Dataset rows describing interfaces:
——
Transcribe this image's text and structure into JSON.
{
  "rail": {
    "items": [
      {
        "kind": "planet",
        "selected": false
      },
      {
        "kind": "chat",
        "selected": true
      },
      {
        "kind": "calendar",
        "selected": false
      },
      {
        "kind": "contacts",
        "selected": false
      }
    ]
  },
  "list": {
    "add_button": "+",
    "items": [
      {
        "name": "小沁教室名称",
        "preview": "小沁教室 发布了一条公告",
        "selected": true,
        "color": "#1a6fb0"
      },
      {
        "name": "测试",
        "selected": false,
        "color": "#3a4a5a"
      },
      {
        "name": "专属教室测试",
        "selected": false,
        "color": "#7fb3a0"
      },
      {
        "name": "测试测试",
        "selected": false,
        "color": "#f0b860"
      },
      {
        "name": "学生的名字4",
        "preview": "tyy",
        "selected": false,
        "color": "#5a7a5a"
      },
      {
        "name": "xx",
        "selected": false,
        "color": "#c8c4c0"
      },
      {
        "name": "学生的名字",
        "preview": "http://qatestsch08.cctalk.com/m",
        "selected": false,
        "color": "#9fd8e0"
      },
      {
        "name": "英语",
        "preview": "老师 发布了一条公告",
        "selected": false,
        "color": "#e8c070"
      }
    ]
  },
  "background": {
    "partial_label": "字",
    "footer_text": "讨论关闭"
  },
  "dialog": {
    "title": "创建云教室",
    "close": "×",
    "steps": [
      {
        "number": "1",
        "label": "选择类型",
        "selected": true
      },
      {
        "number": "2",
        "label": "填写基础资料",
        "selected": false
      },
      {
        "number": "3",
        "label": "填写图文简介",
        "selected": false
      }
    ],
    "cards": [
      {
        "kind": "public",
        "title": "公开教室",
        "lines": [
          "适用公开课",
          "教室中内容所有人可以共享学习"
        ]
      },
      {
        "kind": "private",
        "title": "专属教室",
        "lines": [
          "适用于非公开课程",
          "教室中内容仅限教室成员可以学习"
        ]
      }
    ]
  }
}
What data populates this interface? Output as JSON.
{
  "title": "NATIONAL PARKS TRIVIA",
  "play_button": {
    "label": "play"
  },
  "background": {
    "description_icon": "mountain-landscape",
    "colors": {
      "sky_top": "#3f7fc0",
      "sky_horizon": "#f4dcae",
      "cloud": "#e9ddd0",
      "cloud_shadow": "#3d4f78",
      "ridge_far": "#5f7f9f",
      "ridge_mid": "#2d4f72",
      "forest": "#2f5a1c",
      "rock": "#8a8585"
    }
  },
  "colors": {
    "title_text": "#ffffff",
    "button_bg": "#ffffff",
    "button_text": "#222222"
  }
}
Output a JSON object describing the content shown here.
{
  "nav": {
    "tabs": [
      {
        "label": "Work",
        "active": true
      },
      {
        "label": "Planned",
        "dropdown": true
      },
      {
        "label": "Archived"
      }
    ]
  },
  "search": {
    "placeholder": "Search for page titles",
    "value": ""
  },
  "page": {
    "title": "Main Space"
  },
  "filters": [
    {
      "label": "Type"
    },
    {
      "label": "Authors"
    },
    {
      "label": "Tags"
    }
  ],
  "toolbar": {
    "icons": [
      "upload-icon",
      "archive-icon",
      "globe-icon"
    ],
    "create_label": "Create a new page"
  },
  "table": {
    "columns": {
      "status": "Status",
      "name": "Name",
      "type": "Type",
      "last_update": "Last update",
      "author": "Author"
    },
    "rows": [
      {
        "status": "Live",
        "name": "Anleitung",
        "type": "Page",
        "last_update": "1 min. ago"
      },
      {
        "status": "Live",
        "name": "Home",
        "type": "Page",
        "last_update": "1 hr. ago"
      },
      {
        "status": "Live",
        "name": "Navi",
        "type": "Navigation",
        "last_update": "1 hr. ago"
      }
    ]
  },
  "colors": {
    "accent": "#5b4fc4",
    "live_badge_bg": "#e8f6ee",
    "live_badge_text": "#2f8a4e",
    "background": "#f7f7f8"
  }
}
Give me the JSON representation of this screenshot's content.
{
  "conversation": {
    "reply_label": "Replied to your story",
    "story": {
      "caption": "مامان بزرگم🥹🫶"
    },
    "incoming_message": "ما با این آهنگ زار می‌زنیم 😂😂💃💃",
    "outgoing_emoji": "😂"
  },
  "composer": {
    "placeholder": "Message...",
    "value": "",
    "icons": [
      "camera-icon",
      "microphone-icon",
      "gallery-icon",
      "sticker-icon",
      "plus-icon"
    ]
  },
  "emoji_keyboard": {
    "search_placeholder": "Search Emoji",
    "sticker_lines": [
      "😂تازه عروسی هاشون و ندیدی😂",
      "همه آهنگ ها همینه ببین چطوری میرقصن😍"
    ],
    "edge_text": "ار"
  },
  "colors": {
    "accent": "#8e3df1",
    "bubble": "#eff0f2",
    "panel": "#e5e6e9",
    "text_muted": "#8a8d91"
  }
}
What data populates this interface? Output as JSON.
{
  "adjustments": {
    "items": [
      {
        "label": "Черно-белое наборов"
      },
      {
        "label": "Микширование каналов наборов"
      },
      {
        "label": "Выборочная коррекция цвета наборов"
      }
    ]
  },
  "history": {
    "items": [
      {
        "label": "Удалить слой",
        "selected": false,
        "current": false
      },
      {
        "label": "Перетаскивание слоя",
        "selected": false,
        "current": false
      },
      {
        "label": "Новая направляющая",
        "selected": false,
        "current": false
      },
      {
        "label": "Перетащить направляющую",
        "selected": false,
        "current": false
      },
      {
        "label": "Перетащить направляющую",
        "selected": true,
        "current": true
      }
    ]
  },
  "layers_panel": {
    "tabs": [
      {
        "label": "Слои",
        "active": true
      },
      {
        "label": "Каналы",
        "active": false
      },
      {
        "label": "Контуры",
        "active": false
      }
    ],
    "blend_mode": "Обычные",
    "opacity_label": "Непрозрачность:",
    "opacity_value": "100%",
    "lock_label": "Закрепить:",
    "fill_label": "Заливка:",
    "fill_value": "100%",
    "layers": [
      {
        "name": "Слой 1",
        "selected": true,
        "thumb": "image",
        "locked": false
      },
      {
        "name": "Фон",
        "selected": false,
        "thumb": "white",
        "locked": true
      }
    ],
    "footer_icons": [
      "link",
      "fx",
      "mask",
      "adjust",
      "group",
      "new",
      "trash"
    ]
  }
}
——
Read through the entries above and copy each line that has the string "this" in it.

Transcribe this image's text and structure into JSON.
What data populates this interface? Output as JSON.
Give me the JSON representation of this screenshot's content.
What data populates this interface? Output as JSON.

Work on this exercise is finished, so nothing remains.